Sea otters calls Orange County home

Sea Otter

Photo by Ryan Lawler/Newport Coastal Adventure

A special visitor has appeared at Crystal Cove! A sea otter which has been spotted and named by Crystal Cove Alliance was first seen in March 2016 and was hanging around and feeding right near the cottages and an area known as Rocky Bight. Members from several groups took part in trying to identify it's sex and age which has not been officially determined. "The sea otter is likely to be a young male venturing out in hopes of finding a mate" says Michele Sousa, Assistant Curator for the Aquarium Of The Pacific in Long Beach. Holly Fletcher and other volunteers from Crystal Cove Alliance have been observing the otter from the beach as it eats lobster and other marine life.
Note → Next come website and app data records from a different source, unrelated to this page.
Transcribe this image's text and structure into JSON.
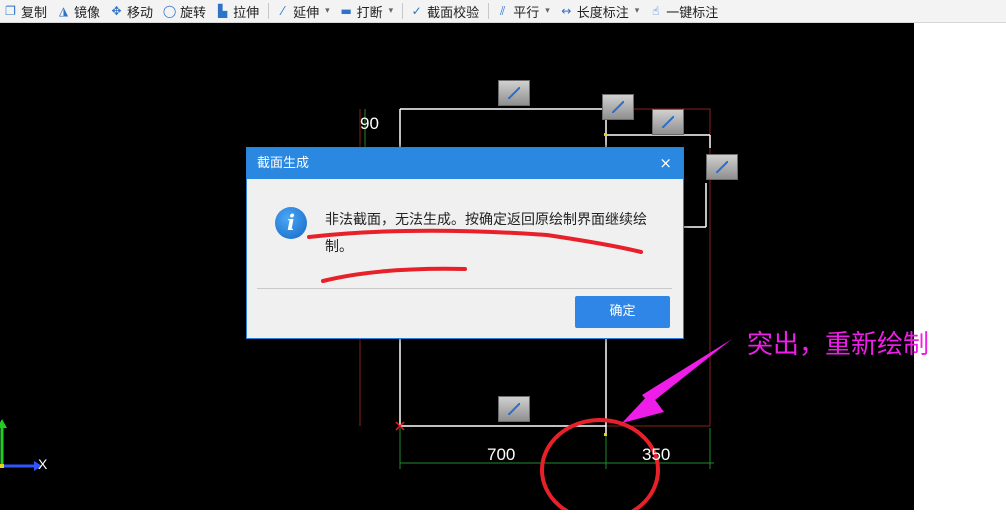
{
  "toolbar": {
    "items": [
      {
        "label": "复制",
        "icon": "copy-icon"
      },
      {
        "label": "镜像",
        "icon": "mirror-icon"
      },
      {
        "label": "移动",
        "icon": "move-icon"
      },
      {
        "label": "旋转",
        "icon": "rotate-icon"
      },
      {
        "label": "拉伸",
        "icon": "stretch-icon"
      },
      {
        "label": "延伸",
        "icon": "extend-icon"
      },
      {
        "label": "打断",
        "icon": "break-icon"
      },
      {
        "label": "截面校验",
        "icon": "section-check-icon"
      },
      {
        "label": "平行",
        "icon": "parallel-icon"
      },
      {
        "label": "长度标注",
        "icon": "length-dimension-icon"
      },
      {
        "label": "一键标注",
        "icon": "one-click-dimension-icon"
      }
    ]
  },
  "canvas": {
    "background": "#000000",
    "dimensions": {
      "top_left": "90",
      "bottom_left": "700",
      "bottom_right": "350"
    },
    "axis_x_label": "X"
  },
  "dialog": {
    "title": "截面生成",
    "close_symbol": "×",
    "message": "非法截面，无法生成。按确定返回原绘制界面继续绘制。",
    "ok_label": "确定",
    "title_color": "#2a88e0",
    "button_color": "#2f86e6"
  },
  "annotation": {
    "text": "突出，重新绘制",
    "color": "#ee1ee8",
    "underline_color": "#e8202a",
    "circle_color": "#e8202a"
  }
}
Sea otters were previously abundant in these waters but were hunted to the brink of extinction for their fur which is the densest of any animal. After the otters became protected under the endangered species act, they started re-populating and can typically be found North of Point Conception and up the coast with heavy numbers in the Big Sur and Morro Bay areas. The FWS had decided to re-locate any sea otters found south of Point Conception and place them at San Nicolas Island as a separate population in case of oil spill along the coast and also for their protection, many otters died from this and many would swim back to the mainland, it was known and even predicted as a failure. As of 2012, FWS stopped this failed program and was sued by a few different organizations. Now any sea otter that ventures into our waters will be safe from re-location and also be protected as an endangered species, with this sea otter named "Ollie," this could be the start of a bigger picture here shall a mate venture down into these waters as well. The sea otters will play a vital role in the local eco-system as they eat the sea urchins and other animals that feed on kelp, the kelp may expand and provide a larger habitat for many more fish.